Transgressive (retrogradational) barrier islands migrate landward as sediment is transported during washover events (e.g. hurricanes and storms), from the ocean-side to the bay-side of the island. Ravinement of these deposits, if they are sand bearing, can potentially help to maintain the island. Follets Island is a classic transgressive/retrogradational barrier island located along the Texas coast of the northern Gulf of Mexico (GOM). Christmas Bay is the back barrier bay of the eastern 13 km of Follets Island. At generally >200 m wide, Follets Island is in full retreat mode, migrating across a formerly much wider Christmas Bay, at a rate of ~1-2 m/y. This study addresses the question, has back barrier bay deposits been preserved on the Gulf-side of Follets Island and can these deposits provide significant sand sources to support island growth, when eroded. We use the results of the analyses of a series of vibra cores and high-resolution CHIRP seismic lines collected both on the bay and the ocean side to address these questions. Results find that Christmas Bay began as two channels incised into the Pleistocene aged Beaumont Formation paleosol, which is found at the base of the Holocene sequence. An early Holocene middle estuarine facies sits atop this Pleistocene unconformity. This is capped with the a red clay delta sequence of the Brazos delta. During the middle Holocene the nearby Brazos River emptied into both Christmas and the connected West Galveston Bay, and as much as 1.6 m of Brazos clay is present in the cores. Within the Christmas Bay cores, this is topped with 10-50 cm of modern estuarine mud. Offshore of Follets Island, there is ~5 km of the inner-shelf that sits shoreward of the ravinement front. These deposits contain +4 m of Holocene bay fill deposits, containing the same stratigraphic sequence found in Christmas Bay, with the Brazos clay generally found at the base of the barrier island sequence. As the ravinement front continues to migrate landward and these deposits are eroded, they will not be contribute to the island's maintenance. This may help to explain why Follets Island is disappearing at such a fast rate.

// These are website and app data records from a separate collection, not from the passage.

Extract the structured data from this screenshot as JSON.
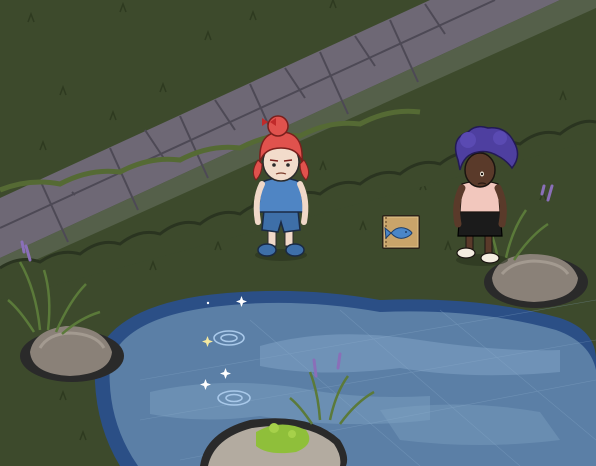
{
  "scene": {
    "colors": {
      "grass": "#3d4a2c",
      "grass_light": "#48562f",
      "grass_edge": "#556a34",
      "path": "#6e6875",
      "path_dark": "#56515e",
      "path_line": "#4d4955",
      "water": "#5b7fa6",
      "water_light": "#7fa3c4",
      "water_edge": "#2b4f86",
      "rock": "#8a8178",
      "rock_dark": "#4f4944",
      "moss": "#8fbf3a",
      "hair_red": "#e0524d",
      "outfit_blue": "#3e6fa8",
      "hair_purple": "#4e3fa0",
      "skin_dark": "#5a3a2a",
      "top_pink": "#f2c7bd",
      "sign": "#c9a46a",
      "fish": "#4a86c8"
    }
  },
  "characters": [
    {
      "id": "red-hair-player"
    },
    {
      "id": "purple-afro-npc"
    }
  ],
  "objects": [
    {
      "id": "fishing-sign",
      "icon": "fish-icon"
    },
    {
      "id": "pond"
    },
    {
      "id": "rock-left"
    },
    {
      "id": "rock-right"
    },
    {
      "id": "mossy-rock"
    },
    {
      "id": "lavender-plants"
    },
    {
      "id": "water-sparkles"
    }
  ]
}
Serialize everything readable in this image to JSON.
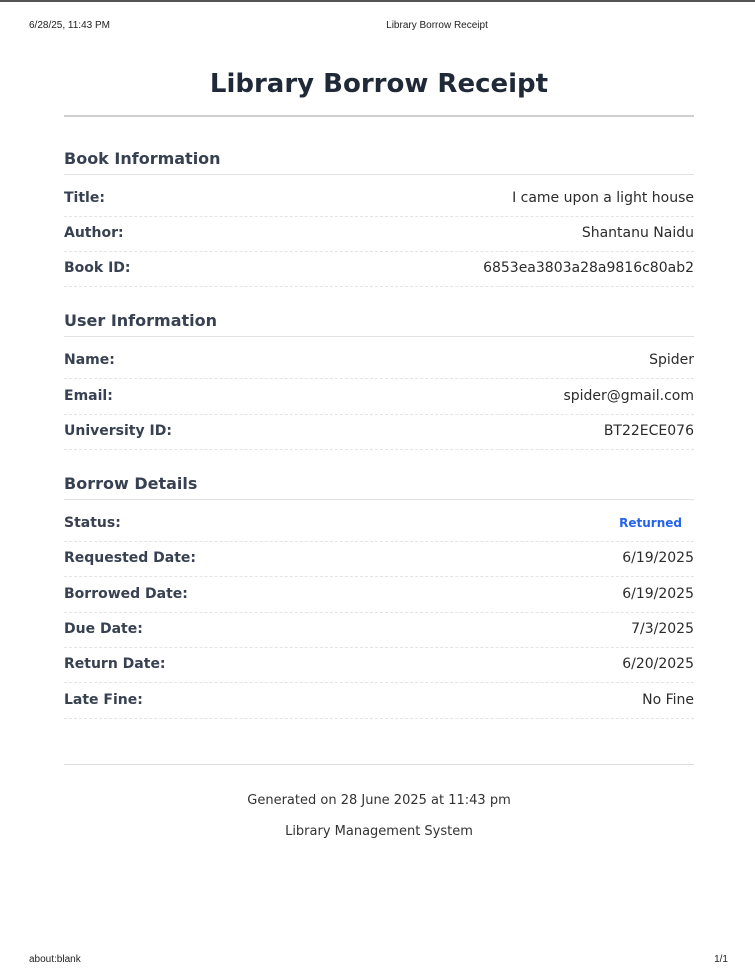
{
  "print_header": {
    "datetime": "6/28/25, 11:43 PM",
    "title": "Library Borrow Receipt"
  },
  "print_footer": {
    "url": "about:blank",
    "page": "1/1"
  },
  "receipt": {
    "title": "Library Borrow Receipt",
    "book_info": {
      "heading": "Book Information",
      "title_label": "Title:",
      "title_value": "I came upon a light house",
      "author_label": "Author:",
      "author_value": "Shantanu Naidu",
      "book_id_label": "Book ID:",
      "book_id_value": "6853ea3803a28a9816c80ab2"
    },
    "user_info": {
      "heading": "User Information",
      "name_label": "Name:",
      "name_value": "Spider",
      "email_label": "Email:",
      "email_value": "spider@gmail.com",
      "university_id_label": "University ID:",
      "university_id_value": "BT22ECE076"
    },
    "borrow_details": {
      "heading": "Borrow Details",
      "status_label": "Status:",
      "status_value": "Returned",
      "requested_label": "Requested Date:",
      "requested_value": "6/19/2025",
      "borrowed_label": "Borrowed Date:",
      "borrowed_value": "6/19/2025",
      "due_label": "Due Date:",
      "due_value": "7/3/2025",
      "return_label": "Return Date:",
      "return_value": "6/20/2025",
      "fine_label": "Late Fine:",
      "fine_value": "No Fine"
    },
    "footer": {
      "generated": "Generated on 28 June 2025 at 11:43 pm",
      "system": "Library Management System"
    }
  },
  "colors": {
    "status_accent": "#2563eb",
    "heading_text": "#374151",
    "title_text": "#1f2937"
  }
}
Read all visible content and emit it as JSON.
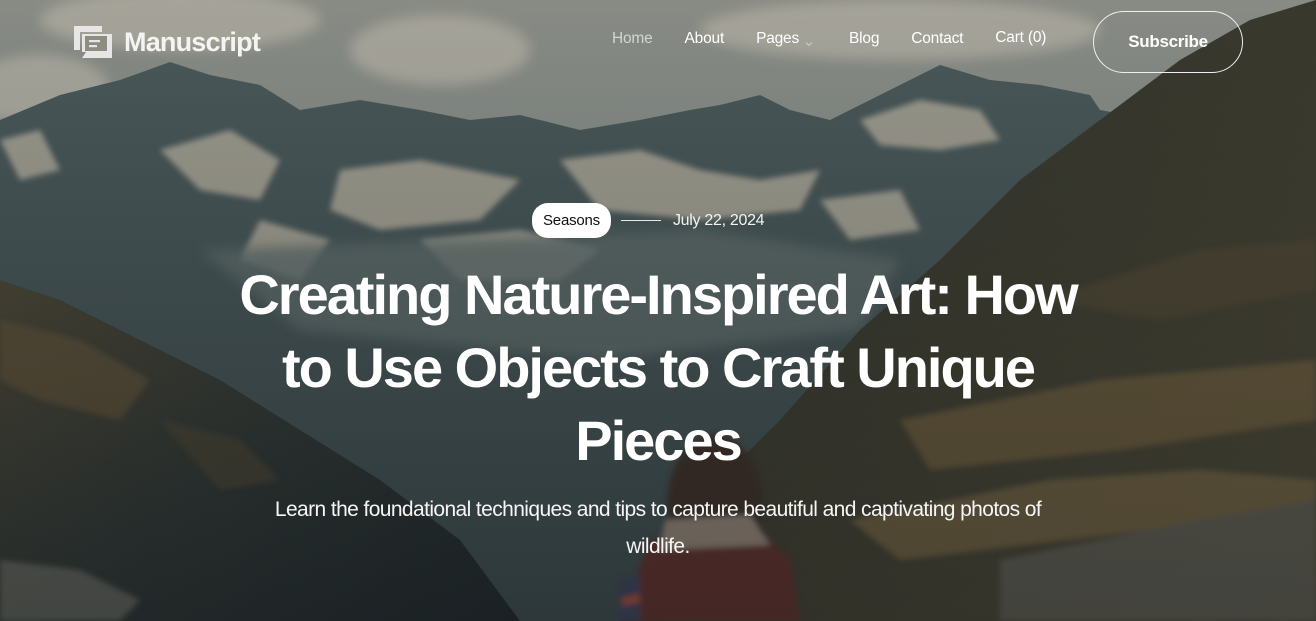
{
  "site": {
    "brand_name": "Manuscript",
    "logo_icon": "chat-bubbles-icon"
  },
  "nav": {
    "items": [
      {
        "label": "Home",
        "active": true
      },
      {
        "label": "About",
        "active": false
      },
      {
        "label": "Pages",
        "active": false,
        "has_dropdown": true
      },
      {
        "label": "Blog",
        "active": false
      },
      {
        "label": "Contact",
        "active": false
      },
      {
        "label": "Cart (0)",
        "active": false
      }
    ],
    "subscribe_label": "Subscribe"
  },
  "post": {
    "category": "Seasons",
    "date": "July 22, 2024",
    "title": "Creating Nature-Inspired Art: How to Use Objects to Craft Unique Pieces",
    "subtitle": "Learn the foundational techniques and tips to capture beautiful and captivating photos of wildlife."
  },
  "colors": {
    "text": "#ffffff",
    "nav_active": "#d3d5d3",
    "badge_bg": "#ffffff",
    "badge_text": "#111111"
  }
}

AAPG Datapages/Search and Discovery Article #90291 ©2017 AAPG Annual Convention and Exhibition, Houston, Texas, April 2-5, 2017